In the fall of 2015, the Jails Action Coalition launched the Visit Campaign in order to learn about the experience of families and friends visiting loved ones at Rikers Island Correctional Facility, bring awareness to those challenges, learn about the changes that families and friends want to be made, and to recommend changes in policies to make the process humane and encourage visits. The right to visits from family and friend is an important right that impacts on the incarcerated individuals and the safety at jails. According to Clark and Dwue (2011) visits play a vital role in the successful reentry of incarcerated individuals because families and friends becoming key factors in preventing recidivism by serving as resources. Through their relationships with families and friends incarcerated individuals are able to access housing, jobs, and other financial assistance. Visits also help to keep jails safe, according to Tewksbury and DeMichele (2005) visits allow incarcerated individuals to stay connected to the outside world which reduces the tension from being confined in an overcrowded environment. The New York City Board of Correction (“Board”) recognizes this right and included the importance of visiting in its regulations which govern the operation of the City jails:

Maintaining personal connections with social and family networks and support systems is critical to improving outcomes both during confinement and upon reentry. Visitation with friends and family plays an instrumental role in an inmate’s ability to maintain these connections and should therefore be encouraged and facilitated by the Department.

Board Minimum Standard § 1-09 (a).

But the board has failed to protect this right. In New York City, families and friends must face multiple hardships in order to visit their loved ones which includes very long travels, long wait times, and unclear policies around visiting that allows the Department of Correction staff to abuse visitors.


Visiting Timeline:

On March 26, 2015, the Department of Corrections submitted a petition to the Board of Corrections for Rulemaking that would limit physical contact during contact visits and expand on the criteria that would justify the restriction of visiting rights.
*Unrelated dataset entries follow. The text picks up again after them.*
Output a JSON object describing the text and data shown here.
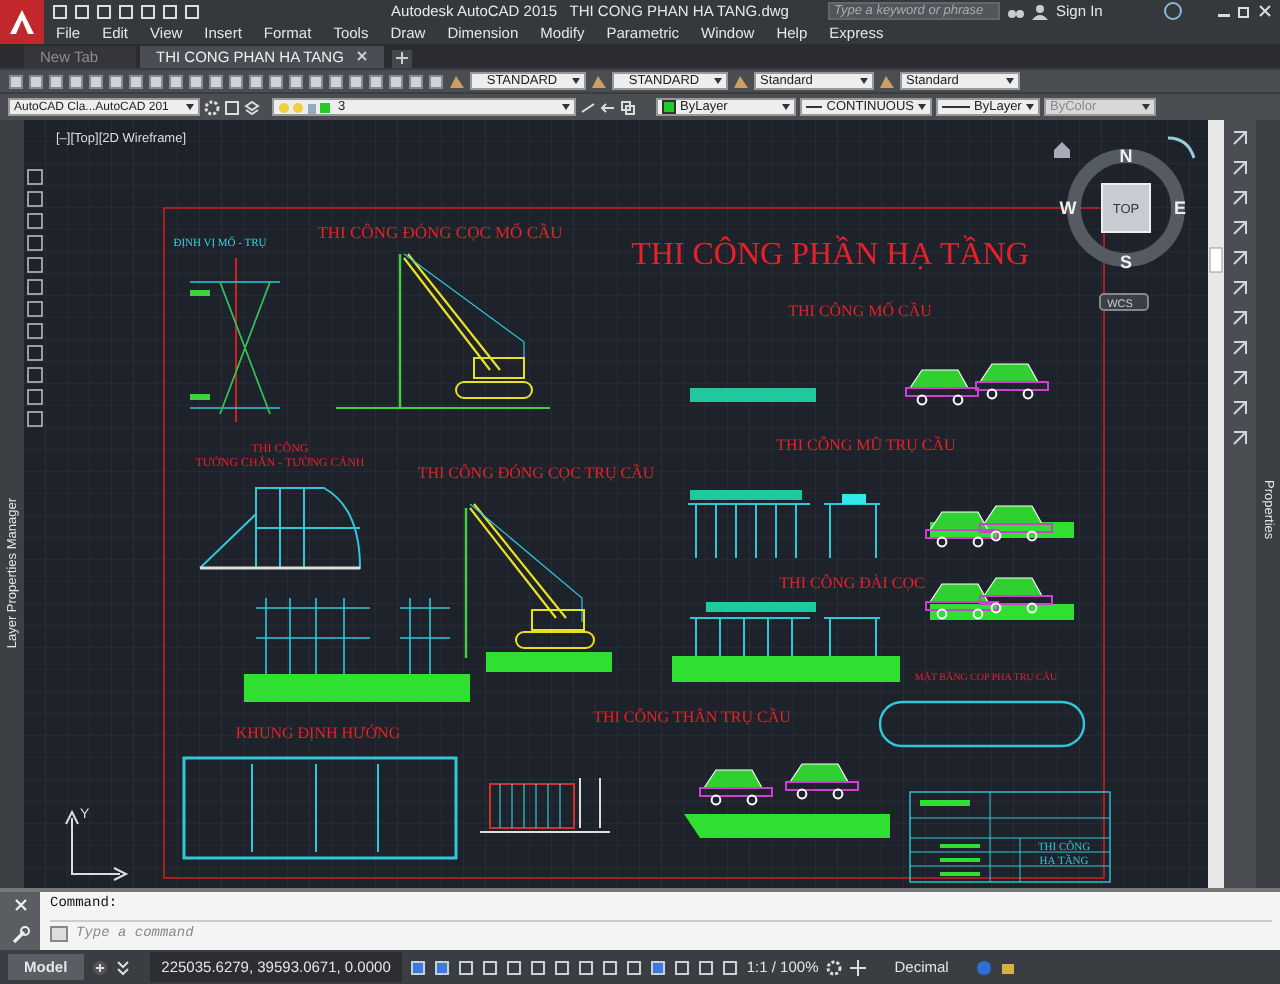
{
  "app": {
    "title": "Autodesk AutoCAD 2015",
    "file": "THI CONG PHAN HA TANG.dwg"
  },
  "search": {
    "placeholder": "Type a keyword or phrase"
  },
  "sign_in": "Sign In",
  "menu": [
    "File",
    "Edit",
    "View",
    "Insert",
    "Format",
    "Tools",
    "Draw",
    "Dimension",
    "Modify",
    "Parametric",
    "Window",
    "Help",
    "Express"
  ],
  "tabs": [
    {
      "label": "New Tab",
      "selected": false
    },
    {
      "label": "THI CONG PHAN HA TANG",
      "selected": true
    }
  ],
  "style_boxes": [
    "STANDARD",
    "STANDARD",
    "Standard",
    "Standard"
  ],
  "properties_bar": {
    "workspace": "AutoCAD Cla...AutoCAD 201",
    "layer": "3",
    "color_setting": "ByLayer",
    "linetype": "CONTINUOUS",
    "lineweight": "ByLayer",
    "plot_style": "ByColor"
  },
  "viewport_label": "[–][Top][2D Wireframe]",
  "viewcube": {
    "north": "N",
    "south": "S",
    "east": "E",
    "west": "W",
    "face": "TOP",
    "ucs": "WCS"
  },
  "drawing": {
    "title": "THI CÔNG PHẦN HẠ TẦNG",
    "labels": [
      {
        "text": "ĐỊNH VỊ MỐ - TRỤ",
        "kind": "note"
      },
      {
        "text": "THI CÔNG ĐÓNG CỌC MỐ CẦU",
        "kind": "heading"
      },
      {
        "text": "THI CÔNG MỐ CẦU",
        "kind": "heading"
      },
      {
        "text": "THI CÔNG",
        "kind": "caption"
      },
      {
        "text": "TƯỜNG CHẮN - TƯỜNG CÁNH",
        "kind": "caption"
      },
      {
        "text": "THI CÔNG ĐÓNG CỌC TRỤ CẦU",
        "kind": "heading"
      },
      {
        "text": "THI CÔNG MŨ TRỤ CẦU",
        "kind": "heading"
      },
      {
        "text": "THI CÔNG ĐÀI CỌC",
        "kind": "heading"
      },
      {
        "text": "MẶT BẰNG COP PHA TRỤ CẦU",
        "kind": "caption"
      },
      {
        "text": "THI CÔNG THÂN TRỤ CẦU",
        "kind": "heading"
      },
      {
        "text": "KHUNG ĐỊNH HƯỚNG",
        "kind": "heading"
      }
    ],
    "title_block": [
      "THI CÔNG",
      "HẠ TẦNG"
    ],
    "ucs_axis": "Y"
  },
  "side_palettes": {
    "left": "Layer Properties Manager",
    "right": "Properties"
  },
  "command_line": {
    "history": "Command:",
    "placeholder": "Type a command"
  },
  "status_bar": {
    "layout_tab": "Model",
    "coordinates": "225035.6279, 39593.0671, 0.0000",
    "scale": "1:1 / 100%",
    "units": "Decimal"
  }
}
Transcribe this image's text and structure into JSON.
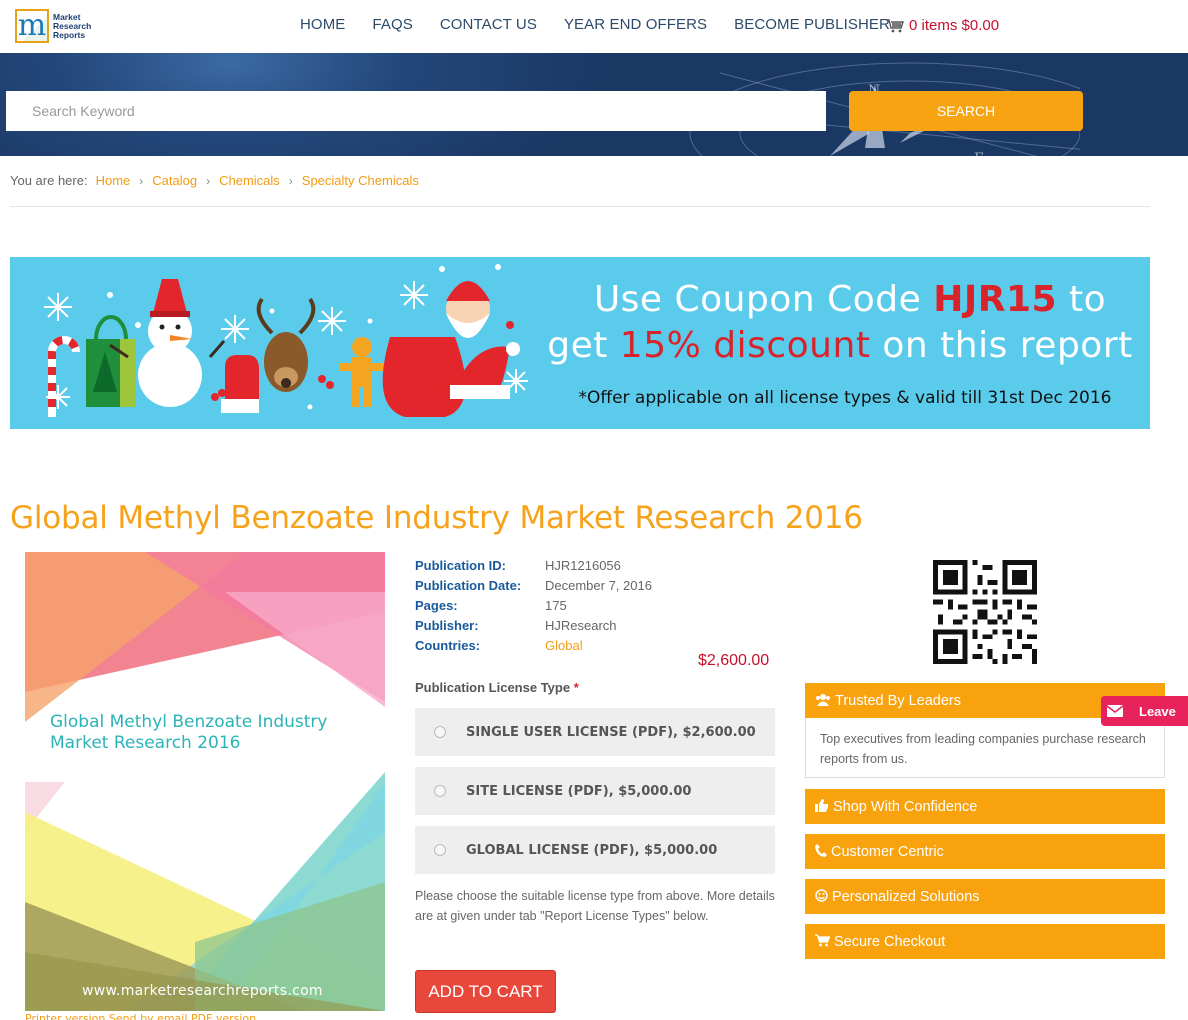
{
  "header": {
    "logo_text": [
      "Market",
      "Research",
      "Reports"
    ],
    "logo_letter": "m",
    "nav": [
      "HOME",
      "FAQS",
      "CONTACT US",
      "YEAR END OFFERS",
      "BECOME PUBLISHER"
    ],
    "cart_label": "0 items $0.00"
  },
  "search": {
    "placeholder": "Search Keyword",
    "button_label": "SEARCH"
  },
  "breadcrumb": {
    "label": "You are here:",
    "items": [
      "Home",
      "Catalog",
      "Chemicals",
      "Specialty Chemicals"
    ]
  },
  "promo": {
    "line1_pre": "Use Coupon Code ",
    "code": "HJR15",
    "line1_post": " to",
    "line2_pre": "get ",
    "discount": "15% discount",
    "line2_post": " on this report",
    "note": "*Offer applicable on all license types & valid till 31st Dec 2016"
  },
  "report": {
    "title": "Global Methyl Benzoate Industry Market Research 2016",
    "cover_title": "Global Methyl Benzoate Industry Market Research 2016",
    "cover_url": "www.marketresearchreports.com",
    "info": [
      {
        "key": "Publication ID:",
        "value": "HJR1216056"
      },
      {
        "key": "Publication Date:",
        "value": "December 7, 2016"
      },
      {
        "key": "Pages:",
        "value": "175"
      },
      {
        "key": "Publisher:",
        "value": "HJResearch"
      },
      {
        "key": "Countries:",
        "value": "Global"
      }
    ],
    "price": "$2,600.00",
    "license_title": "Publication License Type",
    "required_mark": "*",
    "licenses": [
      "SINGLE USER LICENSE (PDF), $2,600.00",
      "SITE LICENSE (PDF), $5,000.00",
      "GLOBAL LICENSE (PDF), $5,000.00"
    ],
    "license_note": "Please choose the suitable license type from above. More details are at given under tab \"Report License Types\" below.",
    "add_to_cart": "ADD TO CART",
    "under_cover": "Printer version   Send by email   PDF version"
  },
  "sidebar": {
    "trusted_title": "Trusted By Leaders",
    "trusted_text": "Top executives from leading companies purchase research reports from us.",
    "items": [
      "Shop With Confidence",
      "Customer Centric",
      "Personalized Solutions",
      "Secure Checkout"
    ],
    "leave_label": "Leave"
  },
  "colors": {
    "accent": "#f7a21b",
    "nav": "#2d4a69",
    "price": "#c8102e",
    "cart_button": "#e8473c",
    "promo_bg": "#5bcbec"
  }
}
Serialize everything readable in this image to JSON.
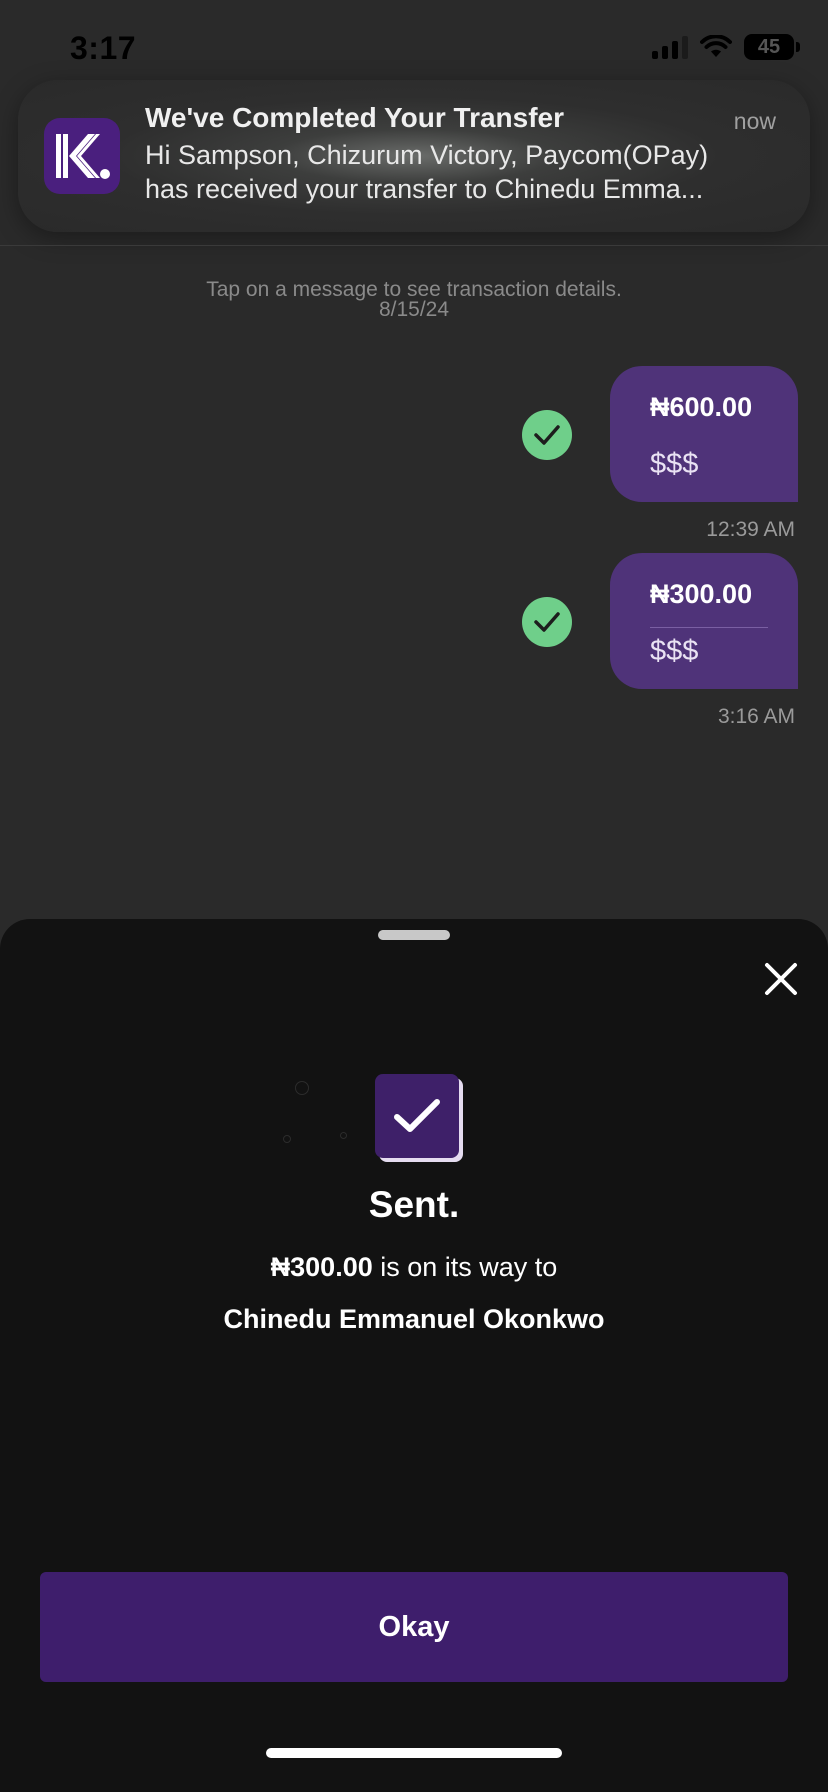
{
  "status_bar": {
    "time": "3:17",
    "battery": "45"
  },
  "notification": {
    "title": "We've Completed Your Transfer",
    "time": "now",
    "body_line1": "Hi Sampson, Chizurum Victory, Paycom(OPay)",
    "body_line2": "has received your transfer to Chinedu Emma..."
  },
  "chat": {
    "hint": "Tap on a message to see transaction details.",
    "date": "8/15/24",
    "messages": [
      {
        "amount": "₦600.00",
        "note": "$$$",
        "time": "12:39 AM"
      },
      {
        "amount": "₦300.00",
        "note": "$$$",
        "time": "3:16 AM"
      }
    ]
  },
  "sheet": {
    "title": "Sent.",
    "amount": "₦300.00",
    "message_suffix": " is on its way to",
    "recipient": "Chinedu Emmanuel Okonkwo",
    "button_label": "Okay"
  },
  "colors": {
    "brand_purple": "#3e1e6c",
    "bubble_purple": "#4f3379",
    "check_green": "#6fcf8a",
    "sheet_bg": "#121212"
  },
  "icons": [
    "app-logo-icon",
    "check-circle-icon",
    "close-icon",
    "success-check-icon",
    "signal-icon",
    "wifi-icon",
    "battery-icon"
  ]
}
On December 15, 2015, the JAC responded urging the board not to accept the proposed changes:

“The proposed amendments to § 1-09(f) fundamentally redefine contact visits to impose an across-the-board restriction on all incarcerated individuals and their visitors. This limitation will not only be a hardship to incarcerated individuals and visitors, but it will likely result in increased hostility between incarcerated individuals, visitors, and DOC staff as staff attempt to police all manner of contact. The amendments also introduce questions about who is considered a “young child,” what constitutes a “brief embrace,” and how family is defined and by whom. The changes allow more discretion for visiting room staff, which may be abused and result in an even more unpleasant visiting environment than currently exists.”

Despite JAC’s efforts on July 14, 2015, the BOC accepted the DOC petition for Rule-Making with a few revisions:

Physical contact shall be permitted between every [prisoner] inmate and all of [his or her] the inmate’s visitors [throughout the visiting period, including holding hands, holding young children, and kissing]. Permitted physical contact shall include a brief embrace and kiss between the inmate and visitor at both the beginning and end of the visitation period. Inmates shall be permitted to hold children in the inmate’s family who are ages fourteen (14) and younger throughout the visitation period, provided that the Department may limit an inmate’s holding of children to one child at a time. Additionally, inmates shall be permitted to hold hands with their visitors throughout the visitation period, which the Department may limit to holding hands over a partition that is no greater than six (6) inches. The provisions of this subdivision are inapplicable to [prisoners] inmates housed for medical reasons in the contagious disease units. The Department may impose certain limitations on contact visits for inmates confined in enhanced supervision housing in accordance with the procedures and guidelines set forth in section 1-16 of this chapter.

The Visit Campaign

Visitation is an important right that has positive impact on the incarcerated individual during incarceration and upon release and can play a vital role in improving jail safety. At Rikers Island Correctional Facility, incarcerated individuals are denied a critical part of their humanity, their relationships to important people in the lives, when visits are restricted. The purpose of the visiting campaign is to collect information about the experience of the family and friends of incarcerated individuals visiting Rikers Island in order to create an advocacy tool that will illustrate the problems with visiting in its current form and assist in drafting a petition for BOC about policy changes. This report will illustrate the failures of the Department of Corrections to adhere to the stipulations of the BOC that allows physical contacts through visits and the failures of the BOC to protect visitation rights which they have acknowledged as being very important.




Clark V., Dwue, G. (2011) Blessed Be the Social Tie That Binds: The Effects of Prison     Visitation on Offender Recidivism. Criminal Justice Policy Review 24(3) 271–296 ©       SAGE Publications.

Tewksbury, R., DeMichelle, M. (2005) Going to Prison: A Prison Visitation Program. The Prison Journal. Vol.85(3) 292-310